[TASK TO CARRY OUT]
Filter the entries for lines with the word "data".

--

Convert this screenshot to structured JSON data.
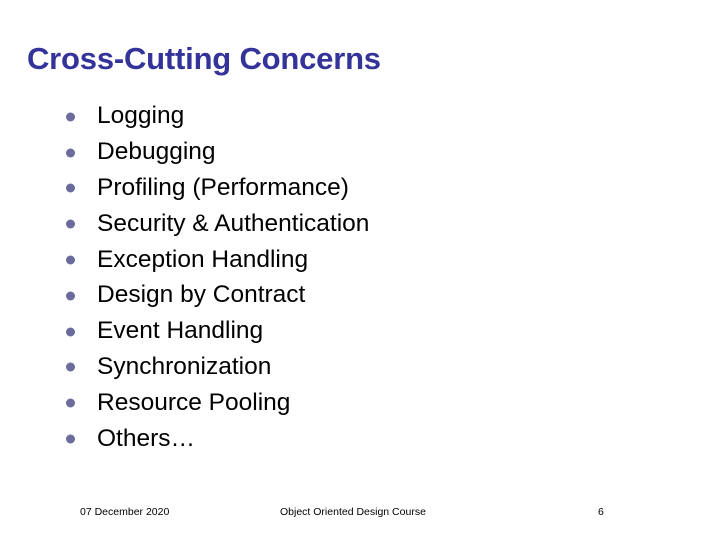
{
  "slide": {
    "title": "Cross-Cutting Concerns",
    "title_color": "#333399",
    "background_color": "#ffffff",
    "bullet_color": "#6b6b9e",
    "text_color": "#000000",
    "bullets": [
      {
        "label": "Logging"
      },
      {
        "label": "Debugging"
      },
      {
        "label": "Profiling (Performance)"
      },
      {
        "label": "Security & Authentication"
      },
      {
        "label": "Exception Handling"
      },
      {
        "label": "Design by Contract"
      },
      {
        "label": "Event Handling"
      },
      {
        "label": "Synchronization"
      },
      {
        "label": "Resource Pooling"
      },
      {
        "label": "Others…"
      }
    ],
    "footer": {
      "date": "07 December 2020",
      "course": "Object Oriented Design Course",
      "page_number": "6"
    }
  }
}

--

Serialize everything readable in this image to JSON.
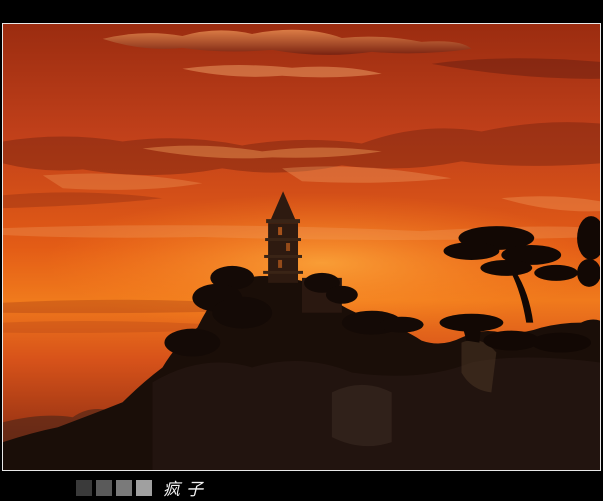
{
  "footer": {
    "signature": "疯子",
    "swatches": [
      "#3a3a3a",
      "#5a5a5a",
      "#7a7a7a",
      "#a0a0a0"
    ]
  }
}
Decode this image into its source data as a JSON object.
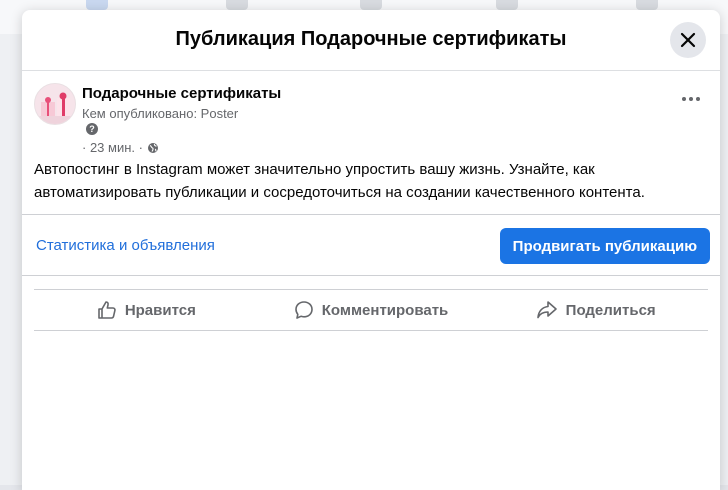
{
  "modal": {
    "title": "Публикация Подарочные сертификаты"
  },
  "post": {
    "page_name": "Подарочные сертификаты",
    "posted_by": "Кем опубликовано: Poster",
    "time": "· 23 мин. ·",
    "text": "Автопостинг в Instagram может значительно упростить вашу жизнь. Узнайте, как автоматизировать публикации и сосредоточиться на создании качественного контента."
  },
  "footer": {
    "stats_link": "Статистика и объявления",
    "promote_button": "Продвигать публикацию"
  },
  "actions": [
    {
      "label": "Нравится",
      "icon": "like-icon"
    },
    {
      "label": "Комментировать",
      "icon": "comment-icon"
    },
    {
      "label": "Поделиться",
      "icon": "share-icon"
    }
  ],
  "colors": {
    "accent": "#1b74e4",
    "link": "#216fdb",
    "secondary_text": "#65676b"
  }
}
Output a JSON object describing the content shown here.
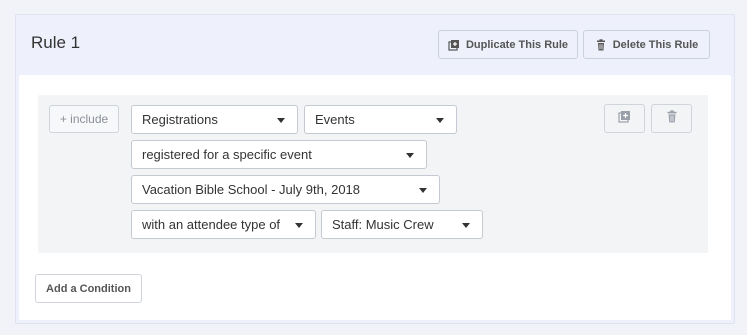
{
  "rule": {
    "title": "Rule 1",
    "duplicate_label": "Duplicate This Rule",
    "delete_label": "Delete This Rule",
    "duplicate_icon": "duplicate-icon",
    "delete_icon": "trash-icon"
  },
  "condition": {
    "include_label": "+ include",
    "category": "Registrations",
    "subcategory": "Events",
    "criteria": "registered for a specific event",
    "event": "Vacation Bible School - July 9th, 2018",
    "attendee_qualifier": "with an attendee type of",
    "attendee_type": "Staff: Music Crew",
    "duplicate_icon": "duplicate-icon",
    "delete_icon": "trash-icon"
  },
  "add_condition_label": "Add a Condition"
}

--

[SOLUTION TO THE PROBLEM]
Convert this screenshot to structured JSON data.
Decode this image into its source data as a JSON object.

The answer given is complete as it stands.